A Monophysite Byzantine chronicler of the sixth century, born at Antioch where he spent most if not the whole of his life. His surname Malalas, from the Syriac malâlâ, "the rhetor", points to a Syrian origin. John Malalas was a contemporary of Emperors Anastasius I, Justin I, Justinian I, and Justin II. His "Chronographia" if, for which he is famous, was originally but a chronicle of the city of Antioch, expanded later by the author himself into a general history of the world up to the last years of Justinian (d. 565). It is divided into eighteen books, the last of which, however, originally a chronicle of Constantinople, cannot be ascribed to John Malalas, being evidently the work of an orthodox writer. Giving up the Hellenic and Byzantine traditions John Malalas struck a new path in historiography, and created the type of the Byzantine chronicle. He wrote not for the cultured public but for the bulk of the lay-men and monks, seeking to gratify their naive curiosity in matters of history and narrating such facts only and in such manner as could interest the people. The "Chronographia" is uncritical and teems with legends, anachronisms, repetitions, and inconsistencies, and its style and language are in keeping with the nature of the concept of history it exhibits; it is the earliest important monument of low Greek. In spite of the many authors he so ostentatiously names, it is highly probable that, beyond the archives of the city of Antioch and the current ecclesiastical and civil calendars, John Malalas had but very few reliable written sources. If he used at all Julius Africanus, it must have been through the now lost chronicles of Nestorianus, Pausanias, Domninus, Theophilus, and Timotheus whom he frequently cites. John Malalas enjoyed great authority with subsequent generations of Byzantine chroniclers who quote him quite freely and often worked whole books ot his "Chronographia" into their own compositions. Such is tho case with John of Ephesus and through him Bar-Hebraus (two Syrian writers) the church historian Evagrius, the author of the "Tusculan Fragments", John of Antioch, and especially the author of the "Chronicon Paschale", John of Nikiû, the author of the "Chronicon Palatinum", Theophanes, George the Monk, Cedrenus, the author of the "Excerpta Constantiniana" and the authors of several similar compilations. John Malalas's work had the honour of a Slavonic translation (now lost) from which it passed into several Slavonic chronicles; it was also translated into Georgian. It is from those various sources that it was reconstructed, for strange to say for such a popular work, independently of the above-named writings it has been preserved only in a single manuscript (Baroccianus, 128, c. 12, Oxford, Bodleian Library ; mutilated at both ends) and that an the shape of an epitome. The "Chronographia" was first edited by Edm. Chilmead (Oxford, 1691), with a Latin translation and a commentary by the editor, a treatise of H. Hody, and a letter from R. Bentley to J. Mill. A new critical and complete up-to-date edition is highly desirable.
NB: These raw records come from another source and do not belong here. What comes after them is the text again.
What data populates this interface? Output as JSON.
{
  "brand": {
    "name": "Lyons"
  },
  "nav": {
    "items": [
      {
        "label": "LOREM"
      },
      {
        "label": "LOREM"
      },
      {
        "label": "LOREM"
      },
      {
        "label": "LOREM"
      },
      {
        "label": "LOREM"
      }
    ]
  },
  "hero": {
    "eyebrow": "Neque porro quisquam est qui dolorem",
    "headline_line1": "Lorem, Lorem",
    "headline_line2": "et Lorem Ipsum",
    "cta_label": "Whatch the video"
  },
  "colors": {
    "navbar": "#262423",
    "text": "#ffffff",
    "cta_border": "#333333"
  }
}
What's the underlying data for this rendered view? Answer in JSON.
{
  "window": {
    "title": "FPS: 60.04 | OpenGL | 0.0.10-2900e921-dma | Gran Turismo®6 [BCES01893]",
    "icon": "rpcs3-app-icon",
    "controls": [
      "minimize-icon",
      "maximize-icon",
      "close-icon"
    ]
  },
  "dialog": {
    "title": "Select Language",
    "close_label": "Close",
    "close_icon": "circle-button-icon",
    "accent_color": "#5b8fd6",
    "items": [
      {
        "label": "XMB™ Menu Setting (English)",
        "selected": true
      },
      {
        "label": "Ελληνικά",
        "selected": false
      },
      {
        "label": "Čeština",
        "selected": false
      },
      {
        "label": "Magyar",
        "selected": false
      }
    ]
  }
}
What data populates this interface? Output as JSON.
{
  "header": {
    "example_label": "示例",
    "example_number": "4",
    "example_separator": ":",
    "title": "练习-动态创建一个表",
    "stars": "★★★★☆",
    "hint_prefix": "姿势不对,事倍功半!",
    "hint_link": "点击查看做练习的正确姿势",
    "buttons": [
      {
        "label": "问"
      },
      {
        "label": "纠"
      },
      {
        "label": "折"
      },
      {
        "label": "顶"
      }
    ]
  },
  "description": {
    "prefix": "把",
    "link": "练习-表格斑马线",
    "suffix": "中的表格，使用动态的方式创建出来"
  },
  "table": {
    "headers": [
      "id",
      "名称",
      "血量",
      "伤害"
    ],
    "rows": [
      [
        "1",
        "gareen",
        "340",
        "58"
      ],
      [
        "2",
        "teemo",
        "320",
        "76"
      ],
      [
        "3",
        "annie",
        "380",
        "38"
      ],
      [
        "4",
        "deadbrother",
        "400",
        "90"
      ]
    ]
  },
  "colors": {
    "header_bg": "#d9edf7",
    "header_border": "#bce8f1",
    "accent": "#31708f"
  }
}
The Catholic Encyclopedia is the most comprehensive resource on Catholic teaching, history, and information ever gathered in all of human history. This easy-to-search online version was originally printed in fifteen hardcopy volumes.
Designed to present its readers with the full body of Catholic teaching, the Encyclopedia contains not only precise statements of what the Church has defined, but also an impartial record of different views of acknowledged authority on all disputed questions, national, political or factional. In the determination of the truth the most recent and acknowledged scientific methods are employed, and the results of the latest research in theology, philosophy, history, apologetics, archaeology, and other sciences are given careful consideration.
No one who is interested in human history, past and present, can ignore the Catholic Church, either as an institution which has been the central figure in the civilized world for nearly two thousand years, decisively affecting its destinies, religious, literary, scientific, social and political, or as an existing power whose influence and activity extend to every part of the globe. In the past century the Church has grown both extensively and intensively among English-speaking peoples. Their living interests demand that they should have the means of informing themselves about this vast institution, which, whether they are Catholics or not, affects their fortunes and their destiny.
Copyright © Catholic Encyclopedia. Robert Appleton Company New York, NY. Volume 1: 1907; Volume 2: 1907; Volume 3: 1908; Volume 4: 1908; Volume 5: 1909; Volume 6: 1909; Volume 7: 1910; Volume 8: 1910; Volume 9: 1910; Volume 10: 1911; Volume 11: - 1911; Volume 12: - 1911; Volume 13: - 1912; Volume 14: 1912; Volume 15: 1912
Catholic Online Catholic Encyclopedia Digital version Compiled and Copyright © Catholic Online